Entries supplied:
# # # #

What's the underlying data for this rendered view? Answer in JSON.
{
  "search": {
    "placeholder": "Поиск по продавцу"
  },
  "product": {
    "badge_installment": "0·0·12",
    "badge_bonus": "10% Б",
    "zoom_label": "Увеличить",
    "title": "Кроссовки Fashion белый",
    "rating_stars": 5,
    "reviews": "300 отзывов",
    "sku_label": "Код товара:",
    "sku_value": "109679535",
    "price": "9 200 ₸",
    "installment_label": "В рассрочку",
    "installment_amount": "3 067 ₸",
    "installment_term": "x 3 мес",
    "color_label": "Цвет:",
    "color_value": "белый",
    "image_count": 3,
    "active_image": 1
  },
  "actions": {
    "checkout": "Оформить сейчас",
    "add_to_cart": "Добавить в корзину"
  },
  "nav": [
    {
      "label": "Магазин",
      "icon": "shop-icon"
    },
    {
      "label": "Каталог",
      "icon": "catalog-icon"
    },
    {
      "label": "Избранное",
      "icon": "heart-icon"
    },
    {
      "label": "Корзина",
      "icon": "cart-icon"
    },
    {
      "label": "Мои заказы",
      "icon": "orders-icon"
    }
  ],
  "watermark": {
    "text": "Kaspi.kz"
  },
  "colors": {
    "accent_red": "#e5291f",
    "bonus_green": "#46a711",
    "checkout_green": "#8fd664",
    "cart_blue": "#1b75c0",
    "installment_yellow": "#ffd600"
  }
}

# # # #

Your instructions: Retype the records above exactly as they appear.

Output of the task:
What's the underlying data for this rendered view? Answer in JSON.
{
  "search": {
    "placeholder": "Поиск по продавцу"
  },
  "product": {
    "badge_installment": "0·0·12",
    "badge_bonus": "10% Б",
    "zoom_label": "Увеличить",
    "title": "Кроссовки Fashion белый",
    "rating_stars": 5,
    "reviews": "300 отзывов",
    "sku_label": "Код товара:",
    "sku_value": "109679535",
    "price": "9 200 ₸",
    "installment_label": "В рассрочку",
    "installment_amount": "3 067 ₸",
    "installment_term": "x 3 мес",
    "color_label": "Цвет:",
    "color_value": "белый",
    "image_count": 3,
    "active_image": 1
  },
  "actions": {
    "checkout": "Оформить сейчас",
    "add_to_cart": "Добавить в корзину"
  },
  "nav": [
    {
      "label": "Магазин",
      "icon": "shop-icon"
    },
    {
      "label": "Каталог",
      "icon": "catalog-icon"
    },
    {
      "label": "Избранное",
      "icon": "heart-icon"
    },
    {
      "label": "Корзина",
      "icon": "cart-icon"
    },
    {
      "label": "Мои заказы",
      "icon": "orders-icon"
    }
  ],
  "watermark": {
    "text": "Kaspi.kz"
  },
  "colors": {
    "accent_red": "#e5291f",
    "bonus_green": "#46a711",
    "checkout_green": "#8fd664",
    "cart_blue": "#1b75c0",
    "installment_yellow": "#ffd600"
  }
}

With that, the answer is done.